App and web page records
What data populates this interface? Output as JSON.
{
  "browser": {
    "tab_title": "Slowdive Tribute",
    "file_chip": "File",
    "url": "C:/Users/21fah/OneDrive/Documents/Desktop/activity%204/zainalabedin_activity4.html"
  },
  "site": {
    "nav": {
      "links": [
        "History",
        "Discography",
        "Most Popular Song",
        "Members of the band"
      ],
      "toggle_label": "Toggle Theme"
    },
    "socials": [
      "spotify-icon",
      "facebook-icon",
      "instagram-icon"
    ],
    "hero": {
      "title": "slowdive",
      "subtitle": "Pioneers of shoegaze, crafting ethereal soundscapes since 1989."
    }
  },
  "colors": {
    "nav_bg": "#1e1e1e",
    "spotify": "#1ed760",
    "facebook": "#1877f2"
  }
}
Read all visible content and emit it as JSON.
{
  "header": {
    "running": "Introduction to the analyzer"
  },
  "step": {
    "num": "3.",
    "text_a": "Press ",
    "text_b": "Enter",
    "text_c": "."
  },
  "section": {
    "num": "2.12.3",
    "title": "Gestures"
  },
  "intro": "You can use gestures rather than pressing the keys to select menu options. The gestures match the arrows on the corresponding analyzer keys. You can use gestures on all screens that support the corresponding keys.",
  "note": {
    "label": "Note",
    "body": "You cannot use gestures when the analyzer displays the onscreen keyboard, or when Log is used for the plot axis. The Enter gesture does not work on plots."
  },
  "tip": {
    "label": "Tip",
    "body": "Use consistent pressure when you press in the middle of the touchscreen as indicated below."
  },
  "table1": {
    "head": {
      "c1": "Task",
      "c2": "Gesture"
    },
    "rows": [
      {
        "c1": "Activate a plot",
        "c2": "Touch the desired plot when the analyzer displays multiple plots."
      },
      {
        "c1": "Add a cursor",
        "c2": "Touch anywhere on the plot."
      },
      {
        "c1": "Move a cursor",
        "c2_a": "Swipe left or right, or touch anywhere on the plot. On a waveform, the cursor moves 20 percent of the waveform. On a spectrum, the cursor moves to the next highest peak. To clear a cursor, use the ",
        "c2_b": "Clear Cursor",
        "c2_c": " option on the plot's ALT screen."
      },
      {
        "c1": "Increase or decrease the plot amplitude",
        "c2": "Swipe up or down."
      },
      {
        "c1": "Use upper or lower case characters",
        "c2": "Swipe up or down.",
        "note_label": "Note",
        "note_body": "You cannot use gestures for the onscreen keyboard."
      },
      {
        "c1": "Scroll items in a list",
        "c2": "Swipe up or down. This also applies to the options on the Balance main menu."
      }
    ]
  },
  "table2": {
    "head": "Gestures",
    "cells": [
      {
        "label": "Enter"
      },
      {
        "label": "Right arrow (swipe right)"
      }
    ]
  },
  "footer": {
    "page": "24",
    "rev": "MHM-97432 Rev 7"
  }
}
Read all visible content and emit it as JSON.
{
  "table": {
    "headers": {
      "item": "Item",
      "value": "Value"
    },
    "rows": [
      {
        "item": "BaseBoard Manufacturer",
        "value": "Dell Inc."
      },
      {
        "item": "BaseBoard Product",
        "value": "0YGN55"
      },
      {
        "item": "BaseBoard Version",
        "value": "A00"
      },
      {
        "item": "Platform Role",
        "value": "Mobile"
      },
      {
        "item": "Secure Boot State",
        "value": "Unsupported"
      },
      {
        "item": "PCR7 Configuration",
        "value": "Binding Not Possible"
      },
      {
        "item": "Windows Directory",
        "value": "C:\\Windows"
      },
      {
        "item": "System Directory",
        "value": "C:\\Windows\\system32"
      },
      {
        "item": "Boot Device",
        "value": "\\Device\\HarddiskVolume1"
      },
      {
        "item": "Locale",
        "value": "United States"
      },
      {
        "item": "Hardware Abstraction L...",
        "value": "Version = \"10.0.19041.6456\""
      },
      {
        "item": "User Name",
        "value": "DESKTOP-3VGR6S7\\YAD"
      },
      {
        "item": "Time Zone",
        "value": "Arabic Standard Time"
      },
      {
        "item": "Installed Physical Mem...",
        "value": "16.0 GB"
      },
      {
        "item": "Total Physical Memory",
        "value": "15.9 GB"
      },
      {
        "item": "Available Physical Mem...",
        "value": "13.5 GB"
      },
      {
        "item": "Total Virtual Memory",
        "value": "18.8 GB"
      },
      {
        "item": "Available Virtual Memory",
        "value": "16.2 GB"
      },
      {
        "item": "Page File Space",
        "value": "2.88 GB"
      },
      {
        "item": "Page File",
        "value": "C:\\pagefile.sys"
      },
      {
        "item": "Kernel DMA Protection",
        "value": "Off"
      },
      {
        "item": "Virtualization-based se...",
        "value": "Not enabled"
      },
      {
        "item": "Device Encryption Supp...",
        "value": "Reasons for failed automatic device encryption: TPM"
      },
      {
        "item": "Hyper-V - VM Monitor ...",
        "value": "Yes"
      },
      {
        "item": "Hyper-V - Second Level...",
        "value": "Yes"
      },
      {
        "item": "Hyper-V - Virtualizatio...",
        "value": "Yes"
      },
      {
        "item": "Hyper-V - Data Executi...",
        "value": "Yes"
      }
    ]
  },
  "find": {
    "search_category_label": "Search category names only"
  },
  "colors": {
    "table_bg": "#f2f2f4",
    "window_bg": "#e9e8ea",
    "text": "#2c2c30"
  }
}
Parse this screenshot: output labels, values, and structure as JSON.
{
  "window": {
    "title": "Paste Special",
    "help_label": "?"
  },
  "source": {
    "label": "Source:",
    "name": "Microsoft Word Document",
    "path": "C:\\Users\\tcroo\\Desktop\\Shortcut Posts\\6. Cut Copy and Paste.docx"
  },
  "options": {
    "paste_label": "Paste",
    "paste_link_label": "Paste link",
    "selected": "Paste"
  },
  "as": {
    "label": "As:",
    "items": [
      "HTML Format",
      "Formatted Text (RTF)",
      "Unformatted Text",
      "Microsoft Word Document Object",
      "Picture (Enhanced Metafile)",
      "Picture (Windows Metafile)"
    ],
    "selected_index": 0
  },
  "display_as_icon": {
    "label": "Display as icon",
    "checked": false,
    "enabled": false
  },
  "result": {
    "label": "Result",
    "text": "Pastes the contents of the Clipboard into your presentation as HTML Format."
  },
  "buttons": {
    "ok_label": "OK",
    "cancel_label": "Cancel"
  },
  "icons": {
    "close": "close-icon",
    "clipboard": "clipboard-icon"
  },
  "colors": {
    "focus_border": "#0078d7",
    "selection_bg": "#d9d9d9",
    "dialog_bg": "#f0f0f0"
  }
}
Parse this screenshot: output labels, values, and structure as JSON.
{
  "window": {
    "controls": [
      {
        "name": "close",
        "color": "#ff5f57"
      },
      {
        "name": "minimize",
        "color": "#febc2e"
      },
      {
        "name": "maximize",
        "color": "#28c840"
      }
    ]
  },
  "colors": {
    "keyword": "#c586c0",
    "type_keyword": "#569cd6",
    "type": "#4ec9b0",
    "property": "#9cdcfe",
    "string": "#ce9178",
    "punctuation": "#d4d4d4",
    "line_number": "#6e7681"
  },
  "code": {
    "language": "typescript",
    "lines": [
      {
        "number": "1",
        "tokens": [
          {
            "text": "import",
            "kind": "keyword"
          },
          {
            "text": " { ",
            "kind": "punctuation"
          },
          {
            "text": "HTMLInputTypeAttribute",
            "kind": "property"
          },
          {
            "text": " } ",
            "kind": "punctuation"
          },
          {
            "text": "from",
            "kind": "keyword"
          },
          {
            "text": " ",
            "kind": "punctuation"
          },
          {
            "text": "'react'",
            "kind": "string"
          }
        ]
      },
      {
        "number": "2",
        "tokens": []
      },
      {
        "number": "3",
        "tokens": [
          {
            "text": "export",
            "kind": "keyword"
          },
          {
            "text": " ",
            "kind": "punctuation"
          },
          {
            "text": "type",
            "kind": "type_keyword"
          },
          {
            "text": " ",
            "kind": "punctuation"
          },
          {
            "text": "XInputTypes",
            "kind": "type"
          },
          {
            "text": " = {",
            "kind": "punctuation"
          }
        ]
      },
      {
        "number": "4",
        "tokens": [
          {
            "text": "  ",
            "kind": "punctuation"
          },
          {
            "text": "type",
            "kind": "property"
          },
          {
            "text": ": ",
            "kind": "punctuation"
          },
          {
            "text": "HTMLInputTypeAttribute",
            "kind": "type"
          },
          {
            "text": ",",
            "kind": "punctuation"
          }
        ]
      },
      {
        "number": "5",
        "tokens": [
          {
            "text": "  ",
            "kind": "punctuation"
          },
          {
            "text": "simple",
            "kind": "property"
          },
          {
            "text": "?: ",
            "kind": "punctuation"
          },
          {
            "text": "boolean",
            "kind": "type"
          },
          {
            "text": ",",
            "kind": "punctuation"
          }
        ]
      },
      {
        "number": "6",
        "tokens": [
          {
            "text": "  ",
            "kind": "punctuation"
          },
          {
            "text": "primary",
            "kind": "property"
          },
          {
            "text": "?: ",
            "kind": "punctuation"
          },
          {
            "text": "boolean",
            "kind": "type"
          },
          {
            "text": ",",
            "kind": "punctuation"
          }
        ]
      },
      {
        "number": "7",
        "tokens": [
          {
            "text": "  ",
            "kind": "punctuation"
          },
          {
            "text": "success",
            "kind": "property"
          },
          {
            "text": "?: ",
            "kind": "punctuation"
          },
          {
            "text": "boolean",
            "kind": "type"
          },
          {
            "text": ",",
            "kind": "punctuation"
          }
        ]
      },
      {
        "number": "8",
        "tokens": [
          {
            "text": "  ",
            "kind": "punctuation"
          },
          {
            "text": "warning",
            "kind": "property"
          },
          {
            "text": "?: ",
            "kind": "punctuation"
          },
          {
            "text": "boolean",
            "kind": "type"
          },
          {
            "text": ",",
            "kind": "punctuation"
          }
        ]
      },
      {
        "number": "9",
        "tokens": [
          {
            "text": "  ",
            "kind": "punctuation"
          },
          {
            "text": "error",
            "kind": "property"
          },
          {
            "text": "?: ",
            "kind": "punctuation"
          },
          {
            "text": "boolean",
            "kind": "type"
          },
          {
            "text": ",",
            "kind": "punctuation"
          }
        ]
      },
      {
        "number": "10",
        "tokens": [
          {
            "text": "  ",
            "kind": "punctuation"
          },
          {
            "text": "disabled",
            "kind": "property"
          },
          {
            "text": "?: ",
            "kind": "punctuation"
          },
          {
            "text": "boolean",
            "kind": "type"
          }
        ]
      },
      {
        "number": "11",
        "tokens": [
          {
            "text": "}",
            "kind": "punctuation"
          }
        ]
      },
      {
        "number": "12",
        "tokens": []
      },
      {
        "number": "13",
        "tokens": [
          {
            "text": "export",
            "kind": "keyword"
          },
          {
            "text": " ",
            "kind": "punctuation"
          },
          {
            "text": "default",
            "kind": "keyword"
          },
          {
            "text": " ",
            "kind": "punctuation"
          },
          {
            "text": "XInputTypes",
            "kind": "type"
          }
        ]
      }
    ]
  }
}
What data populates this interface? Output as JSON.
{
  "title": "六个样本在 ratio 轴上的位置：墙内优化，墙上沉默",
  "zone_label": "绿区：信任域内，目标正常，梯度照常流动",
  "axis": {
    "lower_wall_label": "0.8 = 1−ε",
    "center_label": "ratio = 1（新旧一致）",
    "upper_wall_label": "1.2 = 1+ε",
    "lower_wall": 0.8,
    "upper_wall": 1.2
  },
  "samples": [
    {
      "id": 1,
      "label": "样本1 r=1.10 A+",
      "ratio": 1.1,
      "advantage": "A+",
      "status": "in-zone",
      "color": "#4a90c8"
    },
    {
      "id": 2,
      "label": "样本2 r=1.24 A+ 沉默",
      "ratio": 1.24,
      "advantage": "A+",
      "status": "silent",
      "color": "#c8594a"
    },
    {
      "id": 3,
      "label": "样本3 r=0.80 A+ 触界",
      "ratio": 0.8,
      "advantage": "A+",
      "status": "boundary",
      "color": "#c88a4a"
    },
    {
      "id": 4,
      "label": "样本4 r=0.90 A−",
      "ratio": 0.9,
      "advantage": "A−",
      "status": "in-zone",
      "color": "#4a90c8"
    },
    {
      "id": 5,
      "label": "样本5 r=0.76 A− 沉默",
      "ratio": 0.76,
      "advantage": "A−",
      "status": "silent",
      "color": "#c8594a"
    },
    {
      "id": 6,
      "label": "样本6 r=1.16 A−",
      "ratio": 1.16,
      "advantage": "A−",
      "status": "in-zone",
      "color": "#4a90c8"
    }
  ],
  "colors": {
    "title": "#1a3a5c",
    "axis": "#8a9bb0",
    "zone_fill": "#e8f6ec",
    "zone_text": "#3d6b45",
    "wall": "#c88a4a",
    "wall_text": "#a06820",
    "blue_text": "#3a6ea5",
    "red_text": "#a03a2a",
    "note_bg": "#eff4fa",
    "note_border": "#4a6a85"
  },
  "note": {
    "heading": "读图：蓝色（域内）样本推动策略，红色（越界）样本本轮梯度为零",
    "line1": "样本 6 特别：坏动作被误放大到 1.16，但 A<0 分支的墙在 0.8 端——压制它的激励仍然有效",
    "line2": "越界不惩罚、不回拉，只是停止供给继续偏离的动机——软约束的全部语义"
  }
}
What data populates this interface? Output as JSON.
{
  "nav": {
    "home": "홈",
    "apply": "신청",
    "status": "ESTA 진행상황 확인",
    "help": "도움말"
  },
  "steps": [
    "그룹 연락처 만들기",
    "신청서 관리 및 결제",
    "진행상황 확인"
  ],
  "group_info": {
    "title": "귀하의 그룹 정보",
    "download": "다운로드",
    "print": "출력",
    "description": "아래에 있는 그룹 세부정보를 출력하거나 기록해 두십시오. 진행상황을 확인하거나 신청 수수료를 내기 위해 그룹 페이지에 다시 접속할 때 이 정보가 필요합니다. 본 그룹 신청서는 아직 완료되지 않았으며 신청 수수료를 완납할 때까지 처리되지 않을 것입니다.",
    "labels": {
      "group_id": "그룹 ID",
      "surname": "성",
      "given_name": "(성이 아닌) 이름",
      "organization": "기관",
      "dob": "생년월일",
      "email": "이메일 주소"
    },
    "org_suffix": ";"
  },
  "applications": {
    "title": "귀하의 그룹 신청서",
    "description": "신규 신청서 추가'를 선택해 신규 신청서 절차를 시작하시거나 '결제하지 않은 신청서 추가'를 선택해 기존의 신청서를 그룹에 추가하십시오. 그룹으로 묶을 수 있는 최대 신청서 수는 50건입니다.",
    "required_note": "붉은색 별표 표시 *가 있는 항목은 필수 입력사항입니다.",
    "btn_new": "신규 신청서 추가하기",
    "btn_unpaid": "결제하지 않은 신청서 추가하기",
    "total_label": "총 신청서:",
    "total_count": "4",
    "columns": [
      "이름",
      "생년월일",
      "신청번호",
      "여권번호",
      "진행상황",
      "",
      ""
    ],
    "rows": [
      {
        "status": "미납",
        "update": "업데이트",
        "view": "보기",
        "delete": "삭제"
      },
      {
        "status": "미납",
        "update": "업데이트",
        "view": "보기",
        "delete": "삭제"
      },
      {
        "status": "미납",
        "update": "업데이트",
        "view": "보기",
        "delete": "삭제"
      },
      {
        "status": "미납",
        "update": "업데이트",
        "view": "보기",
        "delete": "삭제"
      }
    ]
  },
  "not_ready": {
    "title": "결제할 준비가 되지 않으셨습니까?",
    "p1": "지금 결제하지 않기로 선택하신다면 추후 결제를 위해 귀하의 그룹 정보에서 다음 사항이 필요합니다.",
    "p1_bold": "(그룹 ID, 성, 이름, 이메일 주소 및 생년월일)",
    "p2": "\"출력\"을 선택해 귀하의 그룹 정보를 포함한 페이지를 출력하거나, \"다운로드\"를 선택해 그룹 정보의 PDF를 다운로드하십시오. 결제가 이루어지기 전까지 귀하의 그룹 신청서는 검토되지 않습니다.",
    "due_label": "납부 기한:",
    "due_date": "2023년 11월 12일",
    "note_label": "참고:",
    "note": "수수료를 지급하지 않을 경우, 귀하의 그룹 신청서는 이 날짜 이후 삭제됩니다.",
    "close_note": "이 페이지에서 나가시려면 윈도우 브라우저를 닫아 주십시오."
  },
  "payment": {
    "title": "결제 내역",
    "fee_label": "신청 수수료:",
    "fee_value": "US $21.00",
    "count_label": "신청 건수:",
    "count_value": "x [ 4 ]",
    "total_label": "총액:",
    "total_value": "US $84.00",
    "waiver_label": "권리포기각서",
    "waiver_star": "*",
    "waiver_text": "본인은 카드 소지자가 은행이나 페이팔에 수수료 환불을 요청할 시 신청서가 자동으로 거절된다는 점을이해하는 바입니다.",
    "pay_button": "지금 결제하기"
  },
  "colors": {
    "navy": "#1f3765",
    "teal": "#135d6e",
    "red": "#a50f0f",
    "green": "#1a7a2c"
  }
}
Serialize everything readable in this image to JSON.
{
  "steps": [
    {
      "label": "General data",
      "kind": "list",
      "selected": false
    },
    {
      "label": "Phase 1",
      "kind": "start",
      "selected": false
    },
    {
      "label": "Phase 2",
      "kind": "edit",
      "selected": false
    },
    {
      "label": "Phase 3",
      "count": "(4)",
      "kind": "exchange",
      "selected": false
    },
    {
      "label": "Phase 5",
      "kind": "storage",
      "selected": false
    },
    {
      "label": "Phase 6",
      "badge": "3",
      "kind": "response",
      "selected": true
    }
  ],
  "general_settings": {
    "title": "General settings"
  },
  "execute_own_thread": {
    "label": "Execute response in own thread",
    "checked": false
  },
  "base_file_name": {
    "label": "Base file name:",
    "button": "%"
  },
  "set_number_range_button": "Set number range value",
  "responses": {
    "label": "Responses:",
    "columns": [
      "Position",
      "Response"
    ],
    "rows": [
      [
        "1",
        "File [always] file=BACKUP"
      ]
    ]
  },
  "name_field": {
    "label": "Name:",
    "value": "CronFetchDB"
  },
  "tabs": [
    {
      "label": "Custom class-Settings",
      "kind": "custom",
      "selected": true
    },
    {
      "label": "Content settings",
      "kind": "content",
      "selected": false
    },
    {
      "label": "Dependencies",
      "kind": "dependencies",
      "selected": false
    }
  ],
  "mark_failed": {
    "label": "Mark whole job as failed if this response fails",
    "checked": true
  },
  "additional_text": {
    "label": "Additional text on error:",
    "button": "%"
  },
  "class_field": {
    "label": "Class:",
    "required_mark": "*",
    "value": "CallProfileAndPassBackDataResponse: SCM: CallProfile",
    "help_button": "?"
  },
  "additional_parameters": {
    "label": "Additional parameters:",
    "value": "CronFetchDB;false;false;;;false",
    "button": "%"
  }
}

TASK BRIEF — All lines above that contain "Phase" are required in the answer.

TASK RESULT —
      "label": "Phase 1",
      "label": "Phase 2",
      "label": "Phase 3",
      "label": "Phase 5",
      "label": "Phase 6",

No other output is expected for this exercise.